Pakistan: You Can't Hunt Al Qaeda Here

A Pakistani paramilitary soldier keeps position as paramilitary vehicles patrol a road in Quetta, Pakistan on Sunday, Aug. 26, 2007. Fifteen paramilitary troops were freed Aug. 28, 2007, after being held captive for more than three weeks by pro-Taliban militants. AP Photo/Arshad Butt

Pakistan reiterated that it will not let American forces hunt al Qaeda and Taliban militants on its soil, after a news report said Sunday that the Bush administration was considering expanding U.S. military and intelligence operations into Pakistan's tribal regions.

The Foreign Ministry dismissed as "speculative" a story in The New York Times saying President Bush's top security officials discussed a proposal Friday to deploy U.S. troops to pursue militants along the Pakistan-Afghanistan border.

"We are very clear. Nobody is going to be allowed to do anything here," said Maj. Gen. Waheed Arshad, the top spokesman for Pakistan's army.

"The government has said it so many times," Arshad said. "No foreign forces will be allowed to operate inside Pakistan."

The Pakistan-Afghanistan border area has long been considered a likely hiding place for al Qaeda leader Osama bin Laden and his top deputy Ayman al-Zawahri, as well as an operating ground for tribal Taliban sympathizers.

In Afghanistan, President Hamid Karzai's spokesman did not immediately return a call seeking comment on the report.

Bush's top security advisers - including Vice President Dick Cheney and Secretary of State Condoleezza Rice - had debated whether to expand the authority of the CIA and the military to "conduct far more aggressive covert operations in the tribal areas of Pakistan," the Times reported.

Recent reports indicate al Qaeda and the Taliban are "intensifying efforts" to destabilize Pakistan's government, the newspaper said.

It said Bush's security advisers' discussion on the proposal was part of an assessment of Washington's strategy following the Dec. 27 assassination of populist opposition leader Benazir Bhutto, a moderate pro-U.S. politician who had vowed to fight Islamic extremists if she was elected in an upcoming parliamentary vote.

Pakistan's President Pervez Musharraf, a close U.S. ally in the war against terror, has blamed Baitullah Mehsud, a tribal militant leader allegedly tied to al Qaeda, for Bhutto's death.

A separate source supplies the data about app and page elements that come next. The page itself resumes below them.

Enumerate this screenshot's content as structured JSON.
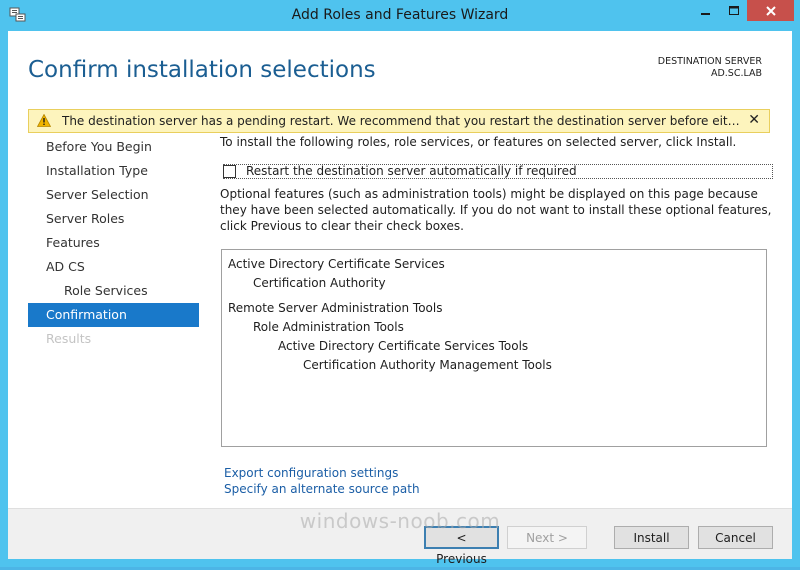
{
  "window": {
    "title": "Add Roles and Features Wizard"
  },
  "header": {
    "page_title": "Confirm installation selections",
    "destination_label": "DESTINATION SERVER",
    "destination_value": "AD.SC.LAB"
  },
  "warning": {
    "text": "The destination server has a pending restart. We recommend that you restart the destination server before either installing o...",
    "close_label": "✕"
  },
  "nav": {
    "items": [
      {
        "label": "Before You Begin"
      },
      {
        "label": "Installation Type"
      },
      {
        "label": "Server Selection"
      },
      {
        "label": "Server Roles"
      },
      {
        "label": "Features"
      },
      {
        "label": "AD CS"
      },
      {
        "label": "Role Services"
      },
      {
        "label": "Confirmation"
      },
      {
        "label": "Results"
      }
    ]
  },
  "content": {
    "intro": "To install the following roles, role services, or features on selected server, click Install.",
    "restart_checkbox_label": "Restart the destination server automatically if required",
    "optional_text": "Optional features (such as administration tools) might be displayed on this page because they have been selected automatically. If you do not want to install these optional features, click Previous to clear their check boxes.",
    "features": [
      "Active Directory Certificate Services",
      "Certification Authority",
      "Remote Server Administration Tools",
      "Role Administration Tools",
      "Active Directory Certificate Services Tools",
      "Certification Authority Management Tools"
    ],
    "links": {
      "export": "Export configuration settings",
      "alternate": "Specify an alternate source path"
    }
  },
  "footer": {
    "previous": "< Previous",
    "next": "Next >",
    "install": "Install",
    "cancel": "Cancel"
  },
  "watermark": "windows-noob.com"
}
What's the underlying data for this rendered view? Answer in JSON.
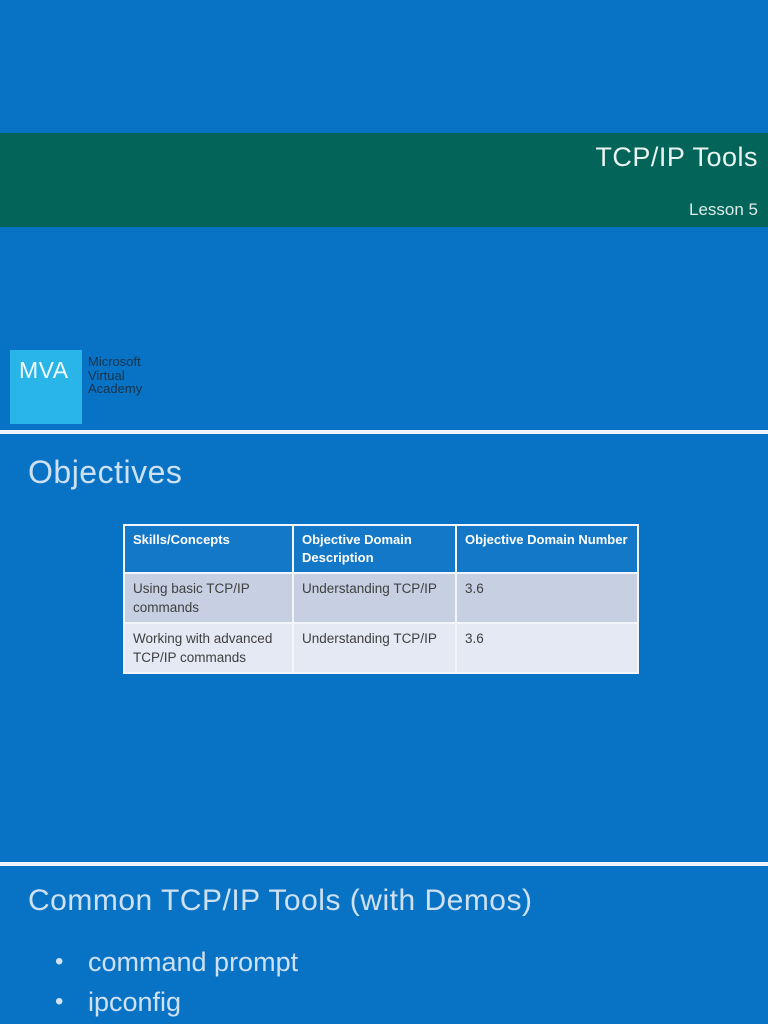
{
  "colors": {
    "slide_background": "#0872c4",
    "title_band": "#03655a",
    "logo_square": "#29b5e8",
    "table_header_bg": "#1478c8",
    "table_row_odd_bg": "#c7d0e3",
    "table_row_even_bg": "#e5e9f4",
    "heading_text": "#cde1f2",
    "brand_text": "#16344c"
  },
  "title_slide": {
    "title": "TCP/IP Tools",
    "lesson": "Lesson 5",
    "logo_text": "MVA",
    "brand_lines": [
      "Microsoft",
      "Virtual",
      "Academy"
    ]
  },
  "objectives_slide": {
    "heading": "Objectives",
    "table": {
      "headers": [
        "Skills/Concepts",
        "Objective Domain Description",
        "Objective Domain Number"
      ],
      "rows": [
        [
          "Using basic TCP/IP commands",
          "Understanding TCP/IP",
          "3.6"
        ],
        [
          "Working with advanced TCP/IP commands",
          "Understanding TCP/IP",
          "3.6"
        ]
      ]
    }
  },
  "tools_slide": {
    "heading": "Common TCP/IP Tools (with Demos)",
    "bullets": [
      "command prompt",
      "ipconfig"
    ]
  }
}
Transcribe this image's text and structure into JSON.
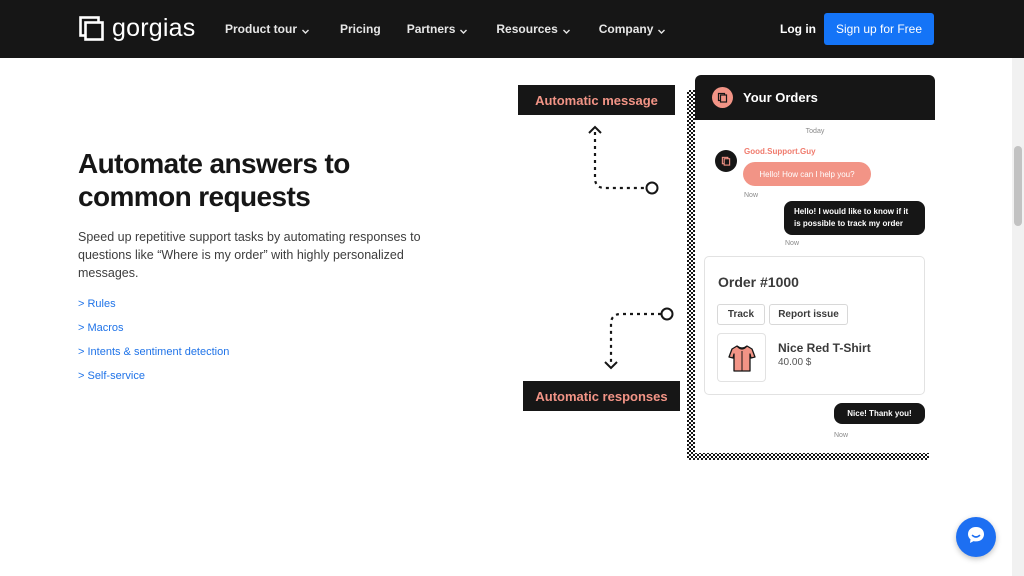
{
  "header": {
    "logo_text": "gorgias",
    "nav": [
      {
        "label": "Product tour",
        "has_dropdown": true
      },
      {
        "label": "Pricing",
        "has_dropdown": false
      },
      {
        "label": "Partners",
        "has_dropdown": true
      },
      {
        "label": "Resources",
        "has_dropdown": true
      },
      {
        "label": "Company",
        "has_dropdown": true
      }
    ],
    "login_label": "Log in",
    "signup_label": "Sign up for Free"
  },
  "hero": {
    "headline": "Automate answers to common requests",
    "description": "Speed up repetitive support tasks by automating responses to questions like “Where is my order” with highly personalized messages.",
    "links": [
      "> Rules",
      "> Macros",
      "> Intents & sentiment detection",
      "> Self-service"
    ]
  },
  "illustration": {
    "tag_top": "Automatic message",
    "tag_bottom": "Automatic responses",
    "chat": {
      "title": "Your Orders",
      "day_label": "Today",
      "agent_name": "Good.Support.Guy",
      "agent_message": "Hello! How can I help you?",
      "time_1": "Now",
      "customer_message": "Hello! I would like to know if it is possible to track my order",
      "time_2": "Now",
      "order": {
        "title": "Order #1000",
        "track_label": "Track",
        "report_label": "Report issue",
        "product_name": "Nice Red T-Shirt",
        "product_price": "40.00 $"
      },
      "thanks_message": "Nice! Thank you!",
      "time_3": "Now"
    }
  },
  "colors": {
    "nav_bg": "#161616",
    "accent_blue": "#1474f7",
    "accent_salmon": "#f29486",
    "link_blue": "#1f73e8"
  },
  "icons": [
    "gorgias-logo-icon",
    "chevron-down-icon",
    "order-icon",
    "shirt-icon",
    "chat-launcher-icon"
  ]
}
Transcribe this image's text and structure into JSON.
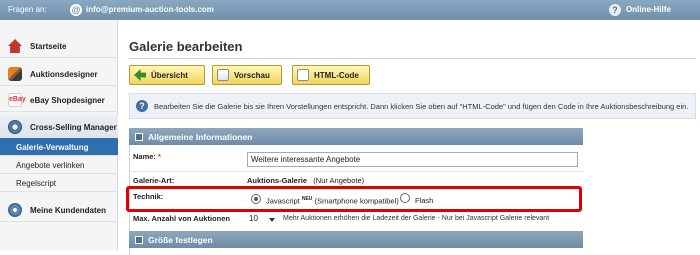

Mehsud has reportedly denied involvement.
By Sadaqat Jan
  • CBSNews

Comments

Watch CBSN Live

Watch CBS News anytime, anywhere with the new 24/7 digital news network. Stream CBSN live or on demand for FREE on your TV, computer, tablet, or smartphone.